→ WHAT TO DO:
Work out the count of lines in the material where the string "ModelAndViewContainer" shows up, and reply with it alone.

→ DATA:

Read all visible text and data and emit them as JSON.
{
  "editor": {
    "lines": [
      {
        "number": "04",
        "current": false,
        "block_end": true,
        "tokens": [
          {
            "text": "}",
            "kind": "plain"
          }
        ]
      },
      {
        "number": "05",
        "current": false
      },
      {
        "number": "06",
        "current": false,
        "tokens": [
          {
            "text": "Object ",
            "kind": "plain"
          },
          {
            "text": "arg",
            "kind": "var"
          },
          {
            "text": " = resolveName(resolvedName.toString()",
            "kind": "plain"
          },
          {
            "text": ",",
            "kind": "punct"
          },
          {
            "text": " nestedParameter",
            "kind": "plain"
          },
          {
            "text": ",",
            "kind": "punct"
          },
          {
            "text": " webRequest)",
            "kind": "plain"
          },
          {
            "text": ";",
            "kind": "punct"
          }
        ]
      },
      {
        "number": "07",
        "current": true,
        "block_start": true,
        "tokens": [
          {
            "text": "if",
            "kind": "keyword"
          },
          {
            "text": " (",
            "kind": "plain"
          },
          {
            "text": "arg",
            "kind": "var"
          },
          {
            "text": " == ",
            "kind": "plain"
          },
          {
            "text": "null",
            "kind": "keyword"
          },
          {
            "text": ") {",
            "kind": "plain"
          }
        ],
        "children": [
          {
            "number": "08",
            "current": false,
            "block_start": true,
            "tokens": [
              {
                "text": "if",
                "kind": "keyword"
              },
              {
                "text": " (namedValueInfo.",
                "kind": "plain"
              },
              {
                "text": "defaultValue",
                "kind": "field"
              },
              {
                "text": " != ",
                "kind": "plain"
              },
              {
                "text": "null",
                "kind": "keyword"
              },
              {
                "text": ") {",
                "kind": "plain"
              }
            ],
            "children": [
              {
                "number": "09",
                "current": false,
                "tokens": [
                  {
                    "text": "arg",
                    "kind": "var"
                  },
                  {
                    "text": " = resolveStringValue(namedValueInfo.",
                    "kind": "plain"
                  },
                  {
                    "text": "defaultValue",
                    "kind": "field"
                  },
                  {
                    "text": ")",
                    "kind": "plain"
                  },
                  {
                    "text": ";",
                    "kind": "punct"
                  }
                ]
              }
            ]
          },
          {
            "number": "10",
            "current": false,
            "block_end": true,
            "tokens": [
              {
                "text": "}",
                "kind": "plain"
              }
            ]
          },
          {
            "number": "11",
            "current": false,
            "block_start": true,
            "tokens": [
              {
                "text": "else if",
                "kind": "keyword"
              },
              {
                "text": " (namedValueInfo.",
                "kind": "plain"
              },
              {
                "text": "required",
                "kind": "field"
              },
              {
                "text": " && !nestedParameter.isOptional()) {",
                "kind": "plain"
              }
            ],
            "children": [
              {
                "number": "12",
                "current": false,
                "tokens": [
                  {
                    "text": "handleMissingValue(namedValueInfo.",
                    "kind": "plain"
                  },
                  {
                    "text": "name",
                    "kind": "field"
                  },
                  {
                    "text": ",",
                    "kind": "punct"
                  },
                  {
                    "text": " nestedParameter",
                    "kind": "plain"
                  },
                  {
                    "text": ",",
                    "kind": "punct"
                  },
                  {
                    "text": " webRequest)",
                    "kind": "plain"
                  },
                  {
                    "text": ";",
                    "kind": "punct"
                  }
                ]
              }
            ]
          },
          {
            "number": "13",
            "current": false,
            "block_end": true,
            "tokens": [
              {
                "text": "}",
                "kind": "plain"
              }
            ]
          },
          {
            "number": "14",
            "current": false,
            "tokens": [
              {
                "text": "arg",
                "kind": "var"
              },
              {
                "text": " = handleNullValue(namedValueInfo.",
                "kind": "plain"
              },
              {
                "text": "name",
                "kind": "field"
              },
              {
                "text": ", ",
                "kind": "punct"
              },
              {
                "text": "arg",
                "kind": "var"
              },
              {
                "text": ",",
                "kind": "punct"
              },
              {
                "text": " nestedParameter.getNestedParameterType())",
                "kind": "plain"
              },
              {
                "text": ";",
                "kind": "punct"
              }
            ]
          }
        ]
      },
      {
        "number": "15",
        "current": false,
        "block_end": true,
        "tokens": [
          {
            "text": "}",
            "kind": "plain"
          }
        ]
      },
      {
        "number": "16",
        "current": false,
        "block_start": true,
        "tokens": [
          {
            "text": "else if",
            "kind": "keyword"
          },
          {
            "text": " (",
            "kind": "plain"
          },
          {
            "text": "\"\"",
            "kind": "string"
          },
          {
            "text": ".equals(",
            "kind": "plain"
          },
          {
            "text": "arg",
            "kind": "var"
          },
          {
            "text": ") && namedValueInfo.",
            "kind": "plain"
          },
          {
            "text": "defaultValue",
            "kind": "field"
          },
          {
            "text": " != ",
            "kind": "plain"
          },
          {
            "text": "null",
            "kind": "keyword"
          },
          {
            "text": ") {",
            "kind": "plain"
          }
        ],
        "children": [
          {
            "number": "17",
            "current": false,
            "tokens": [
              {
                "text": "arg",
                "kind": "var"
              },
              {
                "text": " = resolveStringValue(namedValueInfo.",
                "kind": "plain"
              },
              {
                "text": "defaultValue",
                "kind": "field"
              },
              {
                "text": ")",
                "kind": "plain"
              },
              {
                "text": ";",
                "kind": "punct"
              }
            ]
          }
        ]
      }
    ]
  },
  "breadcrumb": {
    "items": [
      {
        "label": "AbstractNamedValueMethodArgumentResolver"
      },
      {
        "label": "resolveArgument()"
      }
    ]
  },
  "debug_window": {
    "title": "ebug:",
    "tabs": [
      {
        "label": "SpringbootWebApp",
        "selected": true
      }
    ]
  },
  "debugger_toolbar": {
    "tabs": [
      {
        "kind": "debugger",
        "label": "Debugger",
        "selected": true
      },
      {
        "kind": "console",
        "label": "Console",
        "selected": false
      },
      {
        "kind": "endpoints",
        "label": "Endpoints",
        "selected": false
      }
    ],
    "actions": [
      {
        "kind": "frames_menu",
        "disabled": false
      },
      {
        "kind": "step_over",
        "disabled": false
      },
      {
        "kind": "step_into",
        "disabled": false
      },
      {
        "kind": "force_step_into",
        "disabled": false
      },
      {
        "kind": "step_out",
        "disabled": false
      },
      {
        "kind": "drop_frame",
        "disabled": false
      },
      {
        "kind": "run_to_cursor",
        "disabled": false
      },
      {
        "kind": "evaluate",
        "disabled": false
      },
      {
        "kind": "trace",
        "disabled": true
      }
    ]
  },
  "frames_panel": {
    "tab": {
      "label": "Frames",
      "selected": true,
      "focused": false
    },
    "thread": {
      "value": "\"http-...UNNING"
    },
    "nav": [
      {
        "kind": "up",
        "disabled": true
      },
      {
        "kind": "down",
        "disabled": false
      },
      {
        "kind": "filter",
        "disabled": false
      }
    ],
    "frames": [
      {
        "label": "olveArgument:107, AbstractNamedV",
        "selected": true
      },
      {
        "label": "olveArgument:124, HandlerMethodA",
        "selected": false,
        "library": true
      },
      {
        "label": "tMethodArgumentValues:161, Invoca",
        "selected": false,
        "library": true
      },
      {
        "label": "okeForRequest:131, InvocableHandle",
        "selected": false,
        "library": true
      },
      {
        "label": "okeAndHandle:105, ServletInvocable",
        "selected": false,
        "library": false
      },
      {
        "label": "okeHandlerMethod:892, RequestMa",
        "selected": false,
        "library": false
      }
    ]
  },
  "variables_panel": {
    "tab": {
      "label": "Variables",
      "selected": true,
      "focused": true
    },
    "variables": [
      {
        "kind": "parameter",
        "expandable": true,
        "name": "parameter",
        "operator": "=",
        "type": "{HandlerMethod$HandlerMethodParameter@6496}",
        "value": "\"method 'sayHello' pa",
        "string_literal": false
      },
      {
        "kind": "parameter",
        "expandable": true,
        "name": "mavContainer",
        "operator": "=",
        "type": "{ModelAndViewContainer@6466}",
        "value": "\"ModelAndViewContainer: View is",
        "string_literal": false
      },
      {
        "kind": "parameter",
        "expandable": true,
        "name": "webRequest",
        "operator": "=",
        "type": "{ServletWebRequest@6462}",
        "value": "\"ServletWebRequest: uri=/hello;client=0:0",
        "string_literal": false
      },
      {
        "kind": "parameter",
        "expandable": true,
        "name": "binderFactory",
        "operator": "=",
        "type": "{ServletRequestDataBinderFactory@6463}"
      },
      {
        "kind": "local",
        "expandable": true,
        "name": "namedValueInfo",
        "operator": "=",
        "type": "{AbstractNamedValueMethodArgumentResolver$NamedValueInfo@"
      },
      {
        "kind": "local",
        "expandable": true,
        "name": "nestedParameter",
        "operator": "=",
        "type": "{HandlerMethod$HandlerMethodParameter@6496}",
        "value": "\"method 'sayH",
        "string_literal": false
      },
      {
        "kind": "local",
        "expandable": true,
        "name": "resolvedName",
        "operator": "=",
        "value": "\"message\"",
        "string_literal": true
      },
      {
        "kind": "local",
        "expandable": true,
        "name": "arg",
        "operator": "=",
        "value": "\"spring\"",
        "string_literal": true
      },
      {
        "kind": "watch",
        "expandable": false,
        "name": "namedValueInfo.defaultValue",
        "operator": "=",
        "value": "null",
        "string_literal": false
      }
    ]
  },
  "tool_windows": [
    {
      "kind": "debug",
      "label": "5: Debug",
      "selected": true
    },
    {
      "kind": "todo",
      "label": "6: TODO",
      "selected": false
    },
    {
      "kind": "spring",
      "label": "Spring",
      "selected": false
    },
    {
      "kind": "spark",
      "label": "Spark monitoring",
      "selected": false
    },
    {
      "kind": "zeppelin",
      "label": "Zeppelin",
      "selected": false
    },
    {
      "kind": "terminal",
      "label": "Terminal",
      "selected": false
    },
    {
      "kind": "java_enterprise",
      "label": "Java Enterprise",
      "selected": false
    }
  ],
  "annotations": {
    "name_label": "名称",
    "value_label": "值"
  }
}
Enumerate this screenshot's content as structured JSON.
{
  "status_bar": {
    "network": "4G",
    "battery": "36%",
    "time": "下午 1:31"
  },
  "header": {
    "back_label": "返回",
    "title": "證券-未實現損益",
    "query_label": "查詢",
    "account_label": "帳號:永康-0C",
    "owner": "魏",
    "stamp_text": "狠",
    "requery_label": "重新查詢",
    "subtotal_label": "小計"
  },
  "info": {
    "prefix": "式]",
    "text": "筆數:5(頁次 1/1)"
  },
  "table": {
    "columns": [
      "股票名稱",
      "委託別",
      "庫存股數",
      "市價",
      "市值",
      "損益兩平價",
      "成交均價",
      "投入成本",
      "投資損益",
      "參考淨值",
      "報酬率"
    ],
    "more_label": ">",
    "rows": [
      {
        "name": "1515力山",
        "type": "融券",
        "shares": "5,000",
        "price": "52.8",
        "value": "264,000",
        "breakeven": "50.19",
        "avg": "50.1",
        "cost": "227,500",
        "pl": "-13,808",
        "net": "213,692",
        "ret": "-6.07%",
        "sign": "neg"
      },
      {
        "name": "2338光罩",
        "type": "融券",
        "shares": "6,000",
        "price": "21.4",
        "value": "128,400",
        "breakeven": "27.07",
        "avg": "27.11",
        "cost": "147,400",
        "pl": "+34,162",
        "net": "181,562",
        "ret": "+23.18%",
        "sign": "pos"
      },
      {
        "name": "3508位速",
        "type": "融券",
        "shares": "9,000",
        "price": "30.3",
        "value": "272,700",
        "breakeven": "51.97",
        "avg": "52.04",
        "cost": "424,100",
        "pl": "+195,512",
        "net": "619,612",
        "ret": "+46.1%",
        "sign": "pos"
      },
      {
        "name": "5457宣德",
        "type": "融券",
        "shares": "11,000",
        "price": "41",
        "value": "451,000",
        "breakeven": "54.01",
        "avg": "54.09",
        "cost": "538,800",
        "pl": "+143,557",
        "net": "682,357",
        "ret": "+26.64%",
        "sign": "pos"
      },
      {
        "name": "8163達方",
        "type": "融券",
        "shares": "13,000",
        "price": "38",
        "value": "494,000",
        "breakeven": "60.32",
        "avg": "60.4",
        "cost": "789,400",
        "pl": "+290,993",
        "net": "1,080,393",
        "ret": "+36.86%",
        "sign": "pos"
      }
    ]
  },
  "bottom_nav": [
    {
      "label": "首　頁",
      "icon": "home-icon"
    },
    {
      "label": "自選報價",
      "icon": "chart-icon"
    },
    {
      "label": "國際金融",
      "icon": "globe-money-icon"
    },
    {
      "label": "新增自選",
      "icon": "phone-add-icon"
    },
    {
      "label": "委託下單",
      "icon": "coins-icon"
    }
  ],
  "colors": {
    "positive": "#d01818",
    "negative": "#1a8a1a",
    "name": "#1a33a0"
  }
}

→ OUTPUT OF THE TASK:
2